### Exercise goal
For the entries below, count the lines containing "title" and give only that number.

▬▬▬▬▬▬

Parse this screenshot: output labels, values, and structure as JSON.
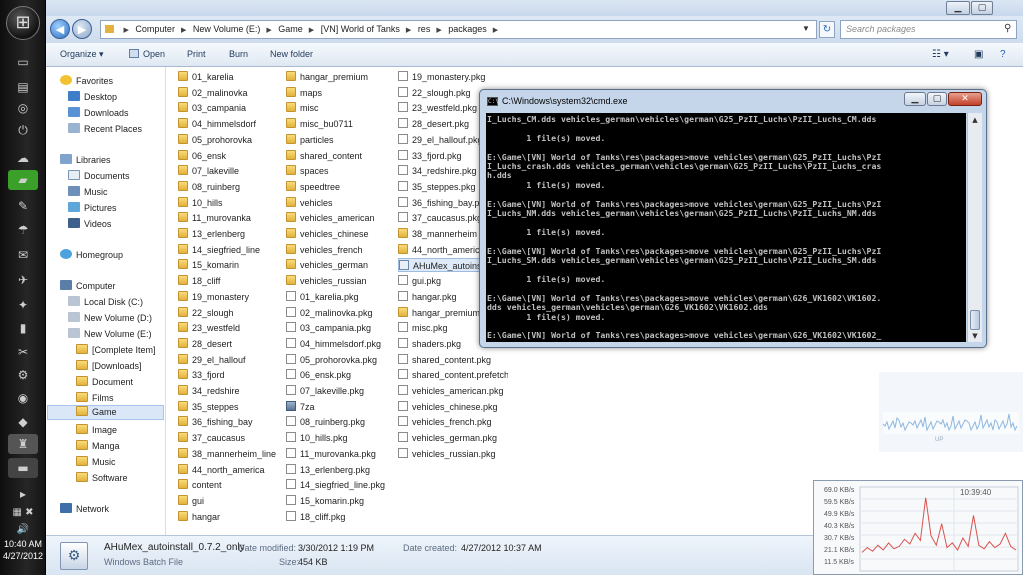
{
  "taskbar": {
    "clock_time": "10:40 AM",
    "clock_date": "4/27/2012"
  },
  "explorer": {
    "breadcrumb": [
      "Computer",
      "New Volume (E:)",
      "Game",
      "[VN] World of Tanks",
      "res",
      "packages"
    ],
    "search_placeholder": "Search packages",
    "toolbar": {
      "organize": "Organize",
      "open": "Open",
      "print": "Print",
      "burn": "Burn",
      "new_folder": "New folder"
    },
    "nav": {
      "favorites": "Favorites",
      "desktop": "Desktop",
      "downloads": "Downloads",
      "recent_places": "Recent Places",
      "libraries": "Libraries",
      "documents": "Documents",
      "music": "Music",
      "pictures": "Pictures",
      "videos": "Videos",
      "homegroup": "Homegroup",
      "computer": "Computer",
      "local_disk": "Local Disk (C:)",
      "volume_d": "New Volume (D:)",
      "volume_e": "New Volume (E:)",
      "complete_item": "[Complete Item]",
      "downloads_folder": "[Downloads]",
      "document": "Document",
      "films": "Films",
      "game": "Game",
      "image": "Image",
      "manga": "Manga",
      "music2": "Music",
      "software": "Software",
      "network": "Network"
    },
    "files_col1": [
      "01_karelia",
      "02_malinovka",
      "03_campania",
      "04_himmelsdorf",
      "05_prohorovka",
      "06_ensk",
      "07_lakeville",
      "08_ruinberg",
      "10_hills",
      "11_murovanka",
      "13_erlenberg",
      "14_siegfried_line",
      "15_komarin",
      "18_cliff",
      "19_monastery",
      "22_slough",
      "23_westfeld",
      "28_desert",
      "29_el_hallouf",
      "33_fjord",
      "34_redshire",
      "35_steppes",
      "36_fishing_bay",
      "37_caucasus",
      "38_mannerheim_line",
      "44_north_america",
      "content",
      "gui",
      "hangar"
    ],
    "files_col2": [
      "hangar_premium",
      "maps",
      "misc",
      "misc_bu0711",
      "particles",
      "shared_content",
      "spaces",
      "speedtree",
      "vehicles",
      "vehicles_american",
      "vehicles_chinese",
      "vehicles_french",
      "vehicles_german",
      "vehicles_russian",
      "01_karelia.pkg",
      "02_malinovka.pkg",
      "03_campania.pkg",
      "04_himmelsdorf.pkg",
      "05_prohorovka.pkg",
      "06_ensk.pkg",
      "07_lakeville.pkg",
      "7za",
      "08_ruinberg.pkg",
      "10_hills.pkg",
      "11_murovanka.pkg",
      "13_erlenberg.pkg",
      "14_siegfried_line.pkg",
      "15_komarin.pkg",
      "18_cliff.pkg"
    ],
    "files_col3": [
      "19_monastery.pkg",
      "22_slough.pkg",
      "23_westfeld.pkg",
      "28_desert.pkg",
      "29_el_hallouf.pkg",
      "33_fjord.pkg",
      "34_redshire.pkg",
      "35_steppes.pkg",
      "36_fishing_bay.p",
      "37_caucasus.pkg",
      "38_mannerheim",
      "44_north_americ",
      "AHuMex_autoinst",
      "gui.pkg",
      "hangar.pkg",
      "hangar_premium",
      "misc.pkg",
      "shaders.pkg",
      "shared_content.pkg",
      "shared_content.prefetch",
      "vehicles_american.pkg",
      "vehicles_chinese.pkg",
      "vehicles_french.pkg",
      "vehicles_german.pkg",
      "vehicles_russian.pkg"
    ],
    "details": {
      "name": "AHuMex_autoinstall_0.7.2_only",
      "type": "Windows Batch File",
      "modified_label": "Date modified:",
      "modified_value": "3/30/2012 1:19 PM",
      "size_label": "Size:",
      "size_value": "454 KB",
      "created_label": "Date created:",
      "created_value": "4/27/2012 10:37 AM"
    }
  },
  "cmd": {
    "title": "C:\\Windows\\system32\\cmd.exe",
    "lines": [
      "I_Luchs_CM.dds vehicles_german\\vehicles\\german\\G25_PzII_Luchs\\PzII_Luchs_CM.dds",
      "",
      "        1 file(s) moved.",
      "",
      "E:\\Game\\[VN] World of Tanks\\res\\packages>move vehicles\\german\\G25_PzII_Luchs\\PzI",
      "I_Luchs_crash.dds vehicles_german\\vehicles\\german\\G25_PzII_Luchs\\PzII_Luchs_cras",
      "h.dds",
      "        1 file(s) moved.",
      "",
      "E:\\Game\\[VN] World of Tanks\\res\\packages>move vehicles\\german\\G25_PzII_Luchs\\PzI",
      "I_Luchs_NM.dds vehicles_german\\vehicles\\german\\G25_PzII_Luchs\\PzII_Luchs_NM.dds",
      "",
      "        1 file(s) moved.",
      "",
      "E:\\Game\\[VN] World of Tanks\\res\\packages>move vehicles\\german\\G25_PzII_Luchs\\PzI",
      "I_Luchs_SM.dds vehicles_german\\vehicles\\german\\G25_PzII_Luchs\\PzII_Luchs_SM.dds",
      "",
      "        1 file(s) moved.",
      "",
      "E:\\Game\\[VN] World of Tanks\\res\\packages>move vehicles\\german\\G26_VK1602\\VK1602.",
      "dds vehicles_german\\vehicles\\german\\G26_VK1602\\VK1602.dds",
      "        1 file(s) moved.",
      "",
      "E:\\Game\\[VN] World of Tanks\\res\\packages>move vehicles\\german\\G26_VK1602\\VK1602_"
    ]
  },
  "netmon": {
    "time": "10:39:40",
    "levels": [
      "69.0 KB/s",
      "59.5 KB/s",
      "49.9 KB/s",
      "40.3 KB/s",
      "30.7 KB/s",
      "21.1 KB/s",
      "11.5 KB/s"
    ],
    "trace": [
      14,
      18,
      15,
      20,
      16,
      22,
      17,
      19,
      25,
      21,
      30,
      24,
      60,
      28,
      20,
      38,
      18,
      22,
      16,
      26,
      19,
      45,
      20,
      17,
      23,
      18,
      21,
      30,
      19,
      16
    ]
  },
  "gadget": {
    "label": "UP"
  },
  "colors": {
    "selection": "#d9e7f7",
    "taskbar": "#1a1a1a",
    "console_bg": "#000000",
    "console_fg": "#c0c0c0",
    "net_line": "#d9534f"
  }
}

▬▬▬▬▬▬

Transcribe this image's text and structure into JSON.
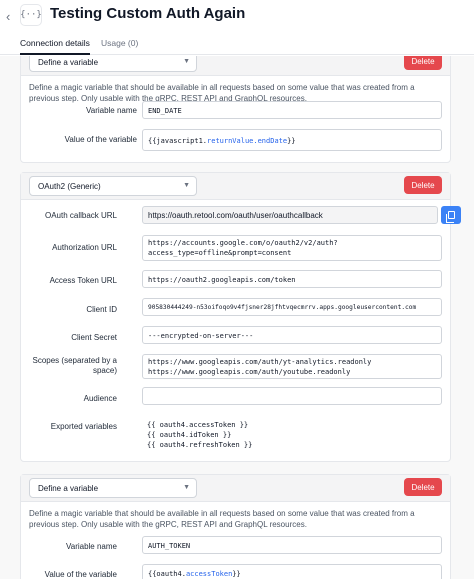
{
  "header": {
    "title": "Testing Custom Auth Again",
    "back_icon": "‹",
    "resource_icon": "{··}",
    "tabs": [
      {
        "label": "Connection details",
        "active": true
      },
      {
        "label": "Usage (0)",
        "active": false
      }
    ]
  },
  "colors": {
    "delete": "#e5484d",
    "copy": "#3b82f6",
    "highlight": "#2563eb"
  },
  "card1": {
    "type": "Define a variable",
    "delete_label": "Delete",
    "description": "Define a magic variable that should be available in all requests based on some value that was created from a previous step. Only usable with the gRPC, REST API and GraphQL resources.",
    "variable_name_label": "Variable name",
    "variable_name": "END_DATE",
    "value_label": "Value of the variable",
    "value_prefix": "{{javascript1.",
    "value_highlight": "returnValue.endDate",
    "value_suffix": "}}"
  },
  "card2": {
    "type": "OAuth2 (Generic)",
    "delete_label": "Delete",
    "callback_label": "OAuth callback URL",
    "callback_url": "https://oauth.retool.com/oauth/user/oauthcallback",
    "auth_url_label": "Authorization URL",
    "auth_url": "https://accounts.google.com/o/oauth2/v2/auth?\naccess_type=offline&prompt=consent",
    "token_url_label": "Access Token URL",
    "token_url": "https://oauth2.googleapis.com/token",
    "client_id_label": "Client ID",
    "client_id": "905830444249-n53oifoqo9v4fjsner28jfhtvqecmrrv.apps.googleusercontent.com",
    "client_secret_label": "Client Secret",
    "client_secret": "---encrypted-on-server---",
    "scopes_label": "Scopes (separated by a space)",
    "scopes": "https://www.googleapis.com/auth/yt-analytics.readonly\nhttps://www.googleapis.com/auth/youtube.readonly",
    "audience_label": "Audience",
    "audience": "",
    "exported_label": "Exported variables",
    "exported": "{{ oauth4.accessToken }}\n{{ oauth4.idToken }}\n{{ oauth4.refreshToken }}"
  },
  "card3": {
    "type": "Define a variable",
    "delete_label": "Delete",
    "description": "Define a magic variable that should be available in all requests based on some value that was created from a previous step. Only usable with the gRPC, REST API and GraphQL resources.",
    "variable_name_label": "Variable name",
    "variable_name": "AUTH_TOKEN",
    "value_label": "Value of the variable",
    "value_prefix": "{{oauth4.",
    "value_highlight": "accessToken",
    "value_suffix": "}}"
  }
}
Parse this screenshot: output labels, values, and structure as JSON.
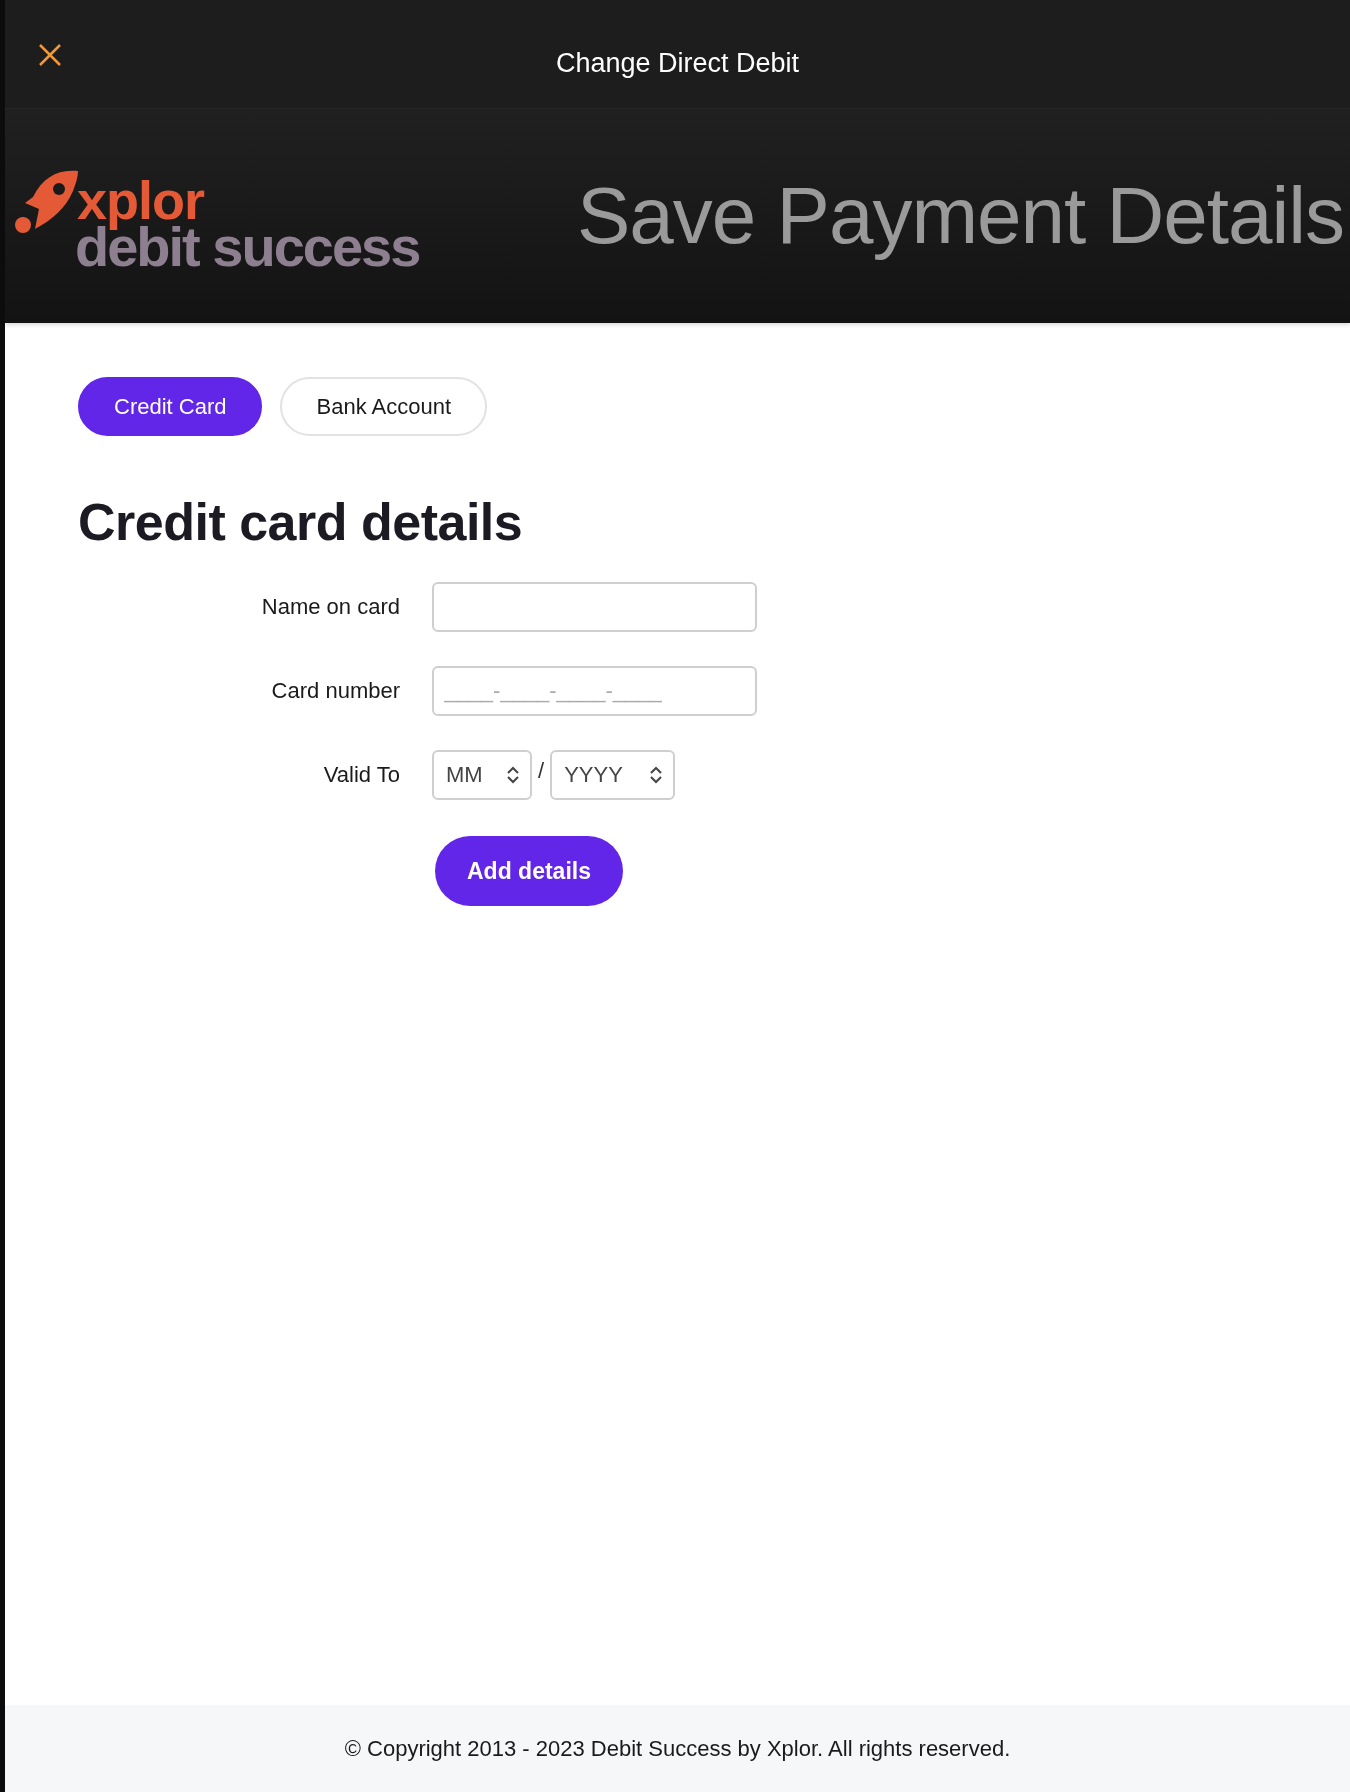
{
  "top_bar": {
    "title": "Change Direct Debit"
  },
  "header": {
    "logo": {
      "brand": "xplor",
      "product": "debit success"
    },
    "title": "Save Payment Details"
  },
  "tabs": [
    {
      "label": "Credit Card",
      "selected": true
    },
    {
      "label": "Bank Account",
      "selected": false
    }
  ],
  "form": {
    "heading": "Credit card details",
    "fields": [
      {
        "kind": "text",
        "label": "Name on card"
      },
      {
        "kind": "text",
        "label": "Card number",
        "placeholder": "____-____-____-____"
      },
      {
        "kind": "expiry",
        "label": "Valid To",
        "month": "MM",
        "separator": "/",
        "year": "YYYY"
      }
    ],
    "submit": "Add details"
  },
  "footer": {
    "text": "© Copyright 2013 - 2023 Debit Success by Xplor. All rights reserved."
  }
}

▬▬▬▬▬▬

### Result
4